The next critical question for this case is what the Biden Administration EPA will do with case and the E15 waiver. A request for further review of the D.C. Circuit’s opinion is possible. Or perhaps the EPA will pursue a legislative fix that increases the statutory reference from 10 percent to 15 percent ethanol. And it’s always possible that no further action will occur and E15 summer sales will no longer be an option.
Union organizer access as a taking – Cedar Point Nursery v Hassid
In the “win” column for agricultural employers is a case that asks whether a state regulation granting access to private property for union activities is a “taking” of property under the Constitution. The U.S. Supreme Court’s answer to the question is “yes,” although three of the Justices dissented from the majority opinion.
A regulation formed under the California Agricultural Labor Relations Act of 1975 gives labor organizations a “right to take access” to an agricultural employer’s property “for the purpose of meeting and talking with employees and soliciting their support.” The regulation requires agricultural employers to allow union organizers to be on the property up to three hours per day and four 30-day periods per year but cannot be “disruptive” and must provide written notice to employers. An employer who interferes with the organizers can be subject to sanctions.
After representatives from United Farm Workers accessed Cedar Point Nursery and engaged in disruptive conduct and sought to access Fowler Packing Company, both occasions without notice to the employers, the companies filed a lawsuit seeking an injunction from the federal District Court. They argued that the regulation was a physical taking of their properties because it granted an easement to the union organizers, which required compensation under the Fifth and Fourteenth amendments of U.S. Constitution.
The District Court did not grant the injunction and held that the regulation is not a physical taking because it doesn’t allow the public a permanent and continuous right of access to the property for any reason. The Ninth Circuit Court of Appeals affirmed that decision, agreeing that it wasn’t a physical taking, but a strong dissent argued that the union activities were a physical occupation and taking of property. The agricultural companies sought but were denied a hearing before all of the Ninth Circuit judges, leading to a request for review granted by the U.S. Supreme Court.

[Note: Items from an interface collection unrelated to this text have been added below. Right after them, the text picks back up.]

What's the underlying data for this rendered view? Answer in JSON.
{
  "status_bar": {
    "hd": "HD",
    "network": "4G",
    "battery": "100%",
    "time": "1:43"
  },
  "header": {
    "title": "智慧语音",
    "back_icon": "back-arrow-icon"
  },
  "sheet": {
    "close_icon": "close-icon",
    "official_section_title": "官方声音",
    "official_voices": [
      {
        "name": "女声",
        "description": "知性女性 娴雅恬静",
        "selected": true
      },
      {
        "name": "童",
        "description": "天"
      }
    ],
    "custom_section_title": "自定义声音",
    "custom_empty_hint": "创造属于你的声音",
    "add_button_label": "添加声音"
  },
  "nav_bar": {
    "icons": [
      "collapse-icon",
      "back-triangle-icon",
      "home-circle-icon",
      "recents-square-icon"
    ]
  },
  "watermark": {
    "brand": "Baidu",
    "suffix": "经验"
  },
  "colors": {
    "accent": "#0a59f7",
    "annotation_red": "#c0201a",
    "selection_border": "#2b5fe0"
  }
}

The majority of the Justices concluded that the California regulation is a physical taking because it grants union organizers a right to invade an agricultural employer’s property. Particularly important to the majority was the regulation’s removal of an owner’s right to exclude people from their private property, which is a “fundamental element” of property rights according to the Court. The Court rejected the argument that the access must be continuous and permanent to be a physical taking and dispensed with claims that the holding could endanger regulations that allow government entries onto private land. The Court’s holding was clear: the access regulation amounts to simple appropriation of private property.
Read the court opinions in these three cases here: